He served the ICC selflessly

During my college days, the name of the author of ‘Victime du Devoir’ was somewhat familiar to me. But my spelling of his name was ‘Issac Asgarally’. Much later, I was introduced to him and then I realized that his name was Isshack Hasgarally. I had several interactions with him when he was the editor of Impact News, where I used to be one of the voluntary and anonymous contributors. One of the great qualities of Bhai Isshack was his capacity to listen. Even when his mind was engrossed in writing his editorial, he would not hesitate to put down his pen and listen to his interlocutors. He would listen with great sympathy and patience the grievances of the public, especially government officers who felt victimised and marginalised. He knew that they had come to him after having knocked, in vain, the doors of persons in power. Bhai would not despair them. He would pick up his pen and had the guts to echo the sentiments of the aggrieved in his newspaper.
I came to know Bhai Isshack more closely when he became the adviser of the Prime Minister Paul Berenger in 2003. His office happened to be close to mine at the Old Government House. This gave us opportunity to meet several times during the day and exchange and compare notes. I still recall his relentless efforts in pushing for the completion of the complex of the Islamic Cultural Centre which was pending due to lack of funds. Bhai Isshack used to confide with me some of the letters he had drafted for onward transmission to the Arab leaders, Kings, Emirs and Sheikhs in the bid to mobilize funds for the ICC. He often used to complain about the negative attitude and mentality of some people who were bent upon hijacking the ICC for personal benefits instead of serving with selfless interest.
Last time I met Bhai Isshack was in 2011 when I wanted him to lend his support in launching an advocacy movement for securing recognition of Dr Idrice Goumany’s contributions to the nation.
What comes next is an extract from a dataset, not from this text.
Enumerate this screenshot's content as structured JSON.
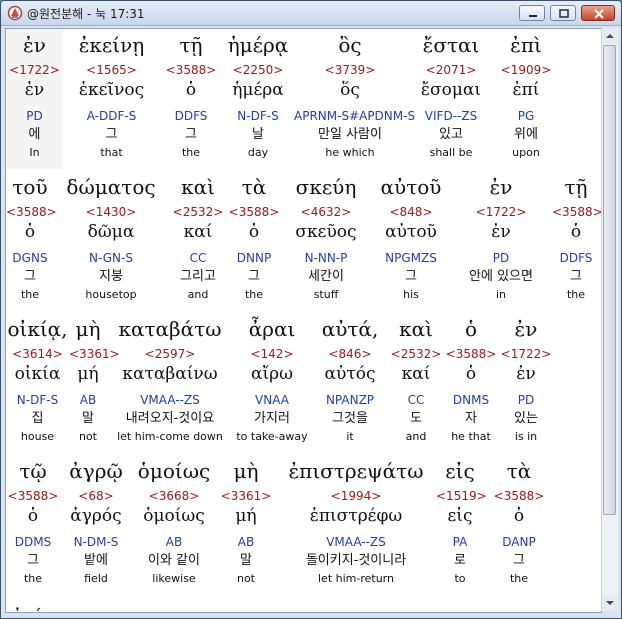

He seemed to be a subdued and demotivated person. He told me that he wanted to migrate to Canada with the hope of charting a new future for his sons.
May his soul rest in peace.